Currencies by Country:

What is the quetzal (GTQ)?

Credit Ratings & Outlook

In the latest credit ratings from December 1970, Moody's gives Guatemala a Ba1 rating, with a stable outlook. Fitch has a stable outlook with a BB+ rating. Finally, S&P last issued a BB rating, with a negative outlook.

Sovereign credit ratings play an important part in determining a country’s access to international capital markets, and the terms of that access. Sovereign ratings help to foster dramatic growth, stability, and efficiency of international and domestic markets.

GDP

In 2010 the total GDP was $41,186,395,243 in US Dollars, while the per capita GDP was $2,862. It grew by 2.78% over the previous year.

Unemployment

The latest unemployment rate for 2006 is 1.80%.

Consumer Price Index

The latest consumer price index for 2010 is 134.10.

Political Structure

The current head of the government is President Otto Pérez Molina, who is also the head of state (in an executive role).

Currency Details

The quetzal, also denoted by GTQ, is Guatemala’s original national currency whose name stems from the country’s official bird, the Quetzal. In ancient Mayan culture, the bird’s feathers were used as currency; thus, today’s currency holds a strong historical and cultural value. The quetzal, which is divided into 100 centavos, was pegged to the United States Dollar (USD) until 1979 when it assumed a floating regime. An important event in the currency’s history is that in May 2001, the quetzal acquired a parallel legal currency: the USD. Guatemala was the third Latin American country to undergo “dollarization.”

h2>Sovereign Ratings for Guatemala

Moody’s Rating
N/A
S&P Rating
BBB-

Sovereign credit ratings play an important part in determining a country’s access to international capital markets, and the terms of that access. Sovereign ratings help to foster dramatic growth, stability, and efficiency of international and domestic markets.

What does it look like?

Political Structure

The Republic of Guatemala is divided into 22 departments. There are three branches of government: the executive, the legislative, and the judicial. The President and Vice President of the Republic lead the executive branch. The legislature is a unicameral Congress consisting of 80 members that are elected to four-year terms by popular vote. The judiciary consists of the Supreme Court of Justice and the Court of Constitutionality, both of which are presided over by the President of the Supreme Court.

Prominent Figures

Chief of State President Alvaro COLOM Caballeros (since 14 January 2008); Vice President Jose Rafael ESPADA (since 14 January 2008); note – the president is both the chief of state and head of government Head of Government President Alvaro COLOM Caballeros (since 14 January 2008); Vice President Jose Rafael ESPADA (since 14 January 2008) Cabinet Council of Ministers appointed by the president Elections president elected by popular vote for a four-year term (may not serve consecutive terms); election last held 9 September 2007; runoff held 4 November 2007 (next to be held September 2011) Election Results Alvaro COLOM Caballeros elected president; percent of vote – Alvaro COLOM Caballeros 52.8%, Otto PEREZ Molina 47.2%

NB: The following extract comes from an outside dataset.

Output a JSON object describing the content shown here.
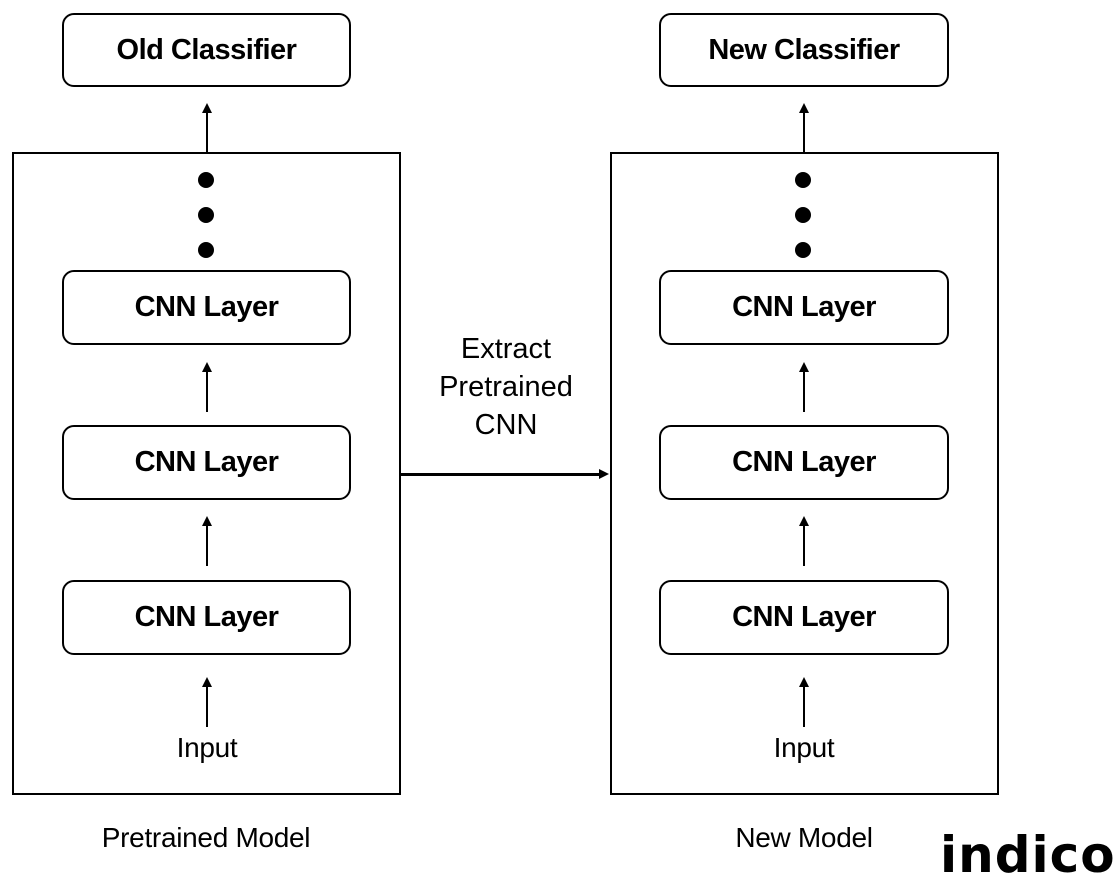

Key Economic Factors

Guatemala, the largest Central American country and with the highest population, has a GDP per capita that is approximately one half that of Argentina, Brazil, and Chile. The Guatemalan economy is mostly an agricultural economy that relies heavily on exports of coffee, sugar, and bananas. After years of civil war, Guatemala signed peace treaties in 1996, which ended many obstacles for foreign investment. Almost 75% of the Guatemalan population is below the poverty line. Low government revenues, poor governmental financial operations, the trade deficit, drug trafficking, and political violence continue to be problems that negatively affect Guatemala’s economy.

Have additions or corrections to this material? Let us know!